Lessons in being unique, from YouTube

Stand out from the crowd, with the Ghostbusters, the Marx Brothers and the Young Ones.

Last Updated: 31 Aug 2010

When it comes to cornering a market, nobody did it better than the Ghostbusters. Indeed, whenever there was something strange in the neighbourhood, and particularly when it didn’t look good, they were so firmly established as the go-to guys that the question ‘Who you gonna call?’ became purely rhetorical. 

While it’s wise to be aware of your rivals, your focus should remain very much on your own offering. Worry about doing what you do as well as you can. As the Marx Brothers show, if you watch your rivals too closely, chances are you’ll end up just like them.

A simple way to appear unique lies in how you talk to your customers. Look at the casual tone employed by Pret a Manger or Innocent drinks, companies that address their punters as personal friends. But the tone has to be right for business.
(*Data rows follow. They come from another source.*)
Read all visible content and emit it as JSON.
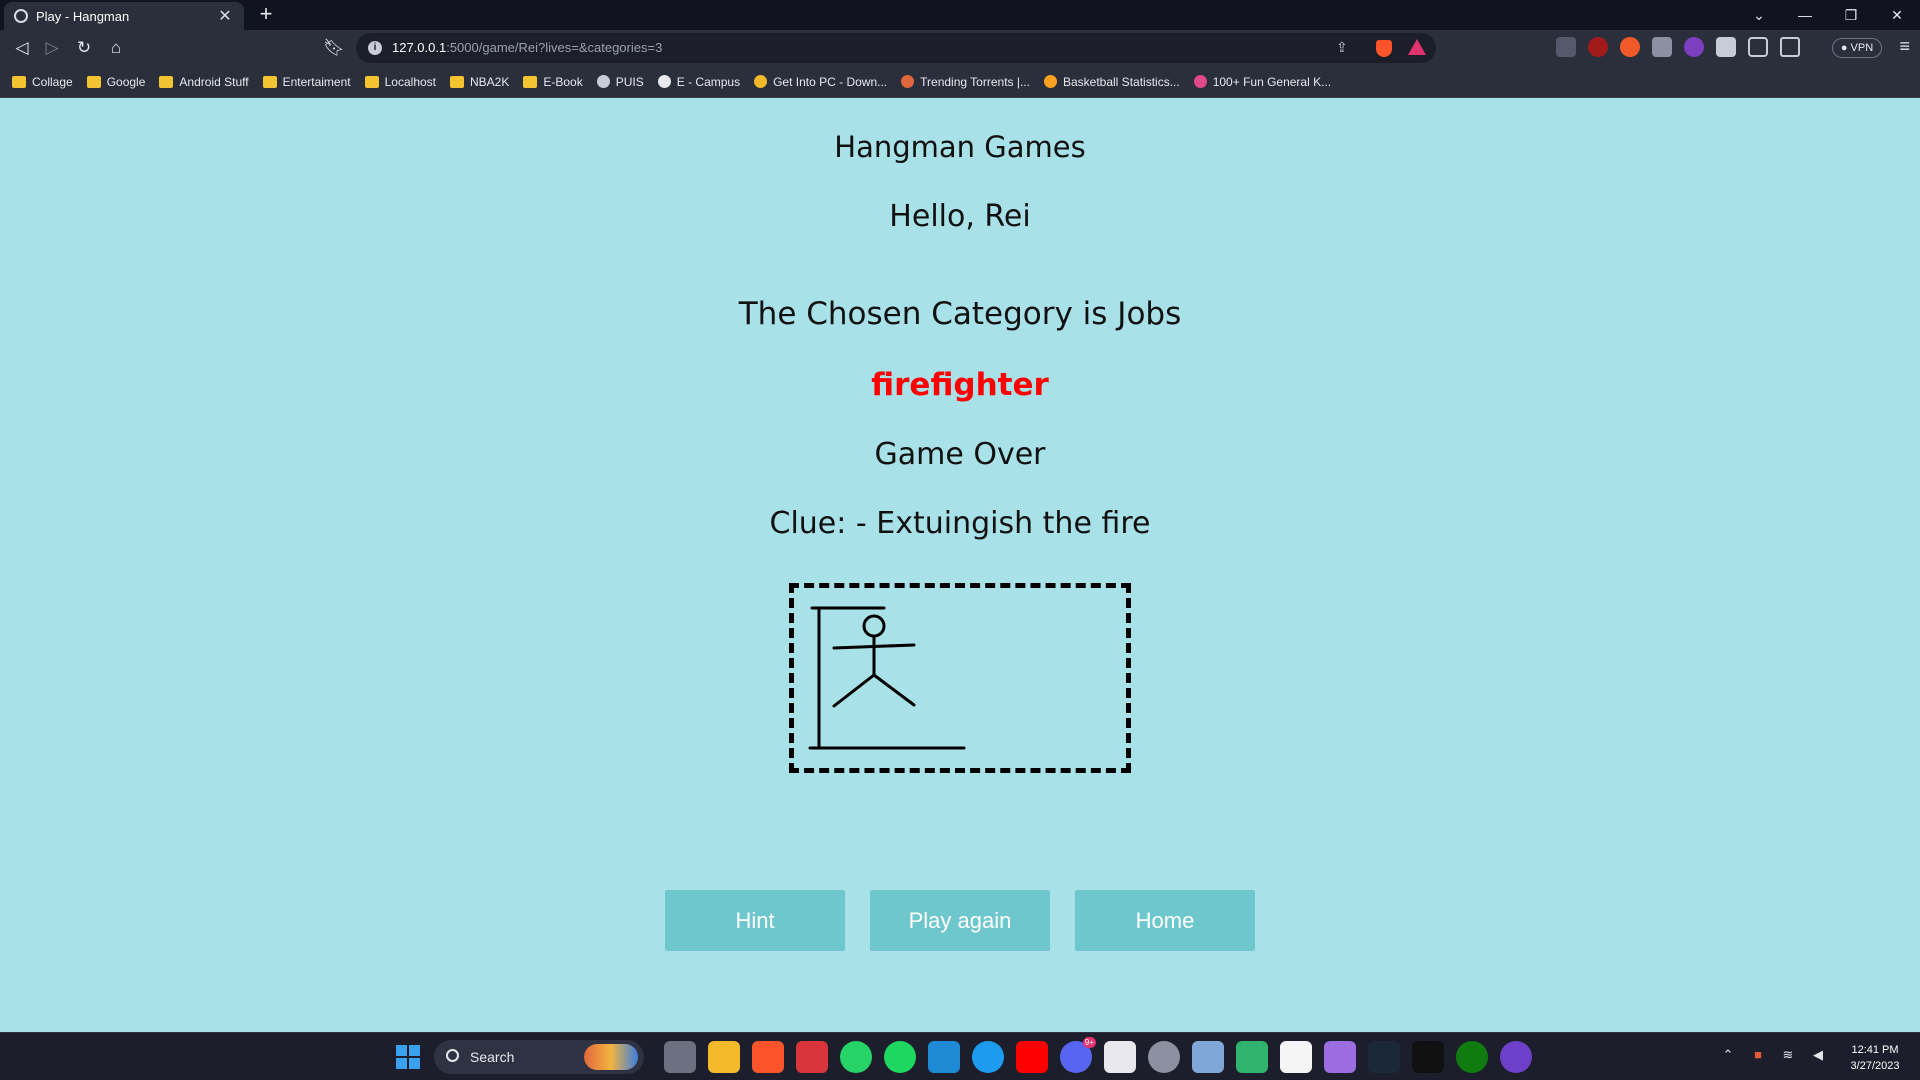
{
  "browser": {
    "tab_title": "Play - Hangman",
    "url_host": "127.0.0.1",
    "url_path": ":5000/game/Rei?lives=&categories=3",
    "vpn_label": "VPN",
    "bookmarks": [
      {
        "label": "Collage",
        "icon": "folder-icon"
      },
      {
        "label": "Google",
        "icon": "folder-icon"
      },
      {
        "label": "Android Stuff",
        "icon": "folder-icon"
      },
      {
        "label": "Entertaiment",
        "icon": "folder-icon"
      },
      {
        "label": "Localhost",
        "icon": "folder-icon"
      },
      {
        "label": "NBA2K",
        "icon": "folder-icon"
      },
      {
        "label": "E-Book",
        "icon": "folder-icon"
      },
      {
        "label": "PUIS",
        "icon": "site-icon"
      },
      {
        "label": "E - Campus",
        "icon": "site-icon"
      },
      {
        "label": "Get Into PC - Down...",
        "icon": "site-icon"
      },
      {
        "label": "Trending Torrents |...",
        "icon": "site-icon"
      },
      {
        "label": "Basketball Statistics...",
        "icon": "site-icon"
      },
      {
        "label": "100+ Fun General K...",
        "icon": "site-icon"
      }
    ]
  },
  "game": {
    "title": "Hangman Games",
    "greeting": "Hello, Rei",
    "category_text": "The Chosen Category is Jobs",
    "answer": "firefighter",
    "answer_color": "#ff0000",
    "status": "Game Over",
    "clue": "Clue: - Extuingish the fire",
    "buttons": {
      "hint": "Hint",
      "play_again": "Play again",
      "home": "Home"
    }
  },
  "taskbar": {
    "search_label": "Search",
    "time": "12:41 PM",
    "date": "3/27/2023",
    "discord_badge": "9+"
  }
}
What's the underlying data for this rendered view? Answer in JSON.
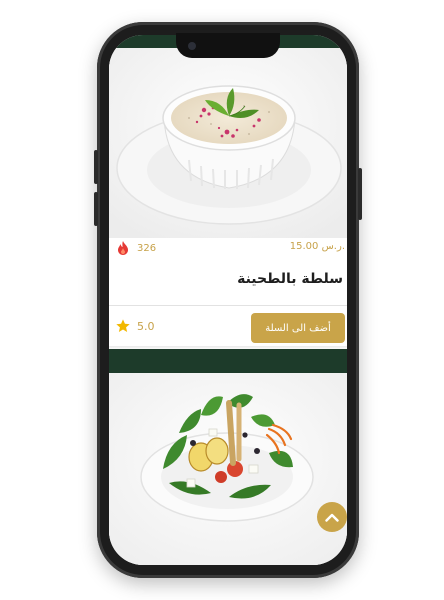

The Young Ones’ Neil perhaps goes too far with this letter to his bank manager.

Find this article useful?

Get more great articles like this in your inbox every lunchtime

Reopening: Your duty is not to the economy, it’s to your staff

Managers are on shaky ground if they think they can decide for people what constitutes...

How COVID changes the world forever: A thought experiment

Silicon Valley ‘oracle’ Tim O’Reilly imagines how different sectors could emerge from the pandemic.

The CEO's guide to switching off

Too much hard work is counterproductive. Here four leaders share how they ease the pressure....

What Lego robots can teach us about motivating teams

People crave meaningful work, yet managers can so easily make it all seem futile.

What went wrong at Debenhams?

There are lessons in the high street store's sorry story.

How to find the right mentor or executive coach

One minute briefing: McDonald’s UK CEO Paul Pomroy.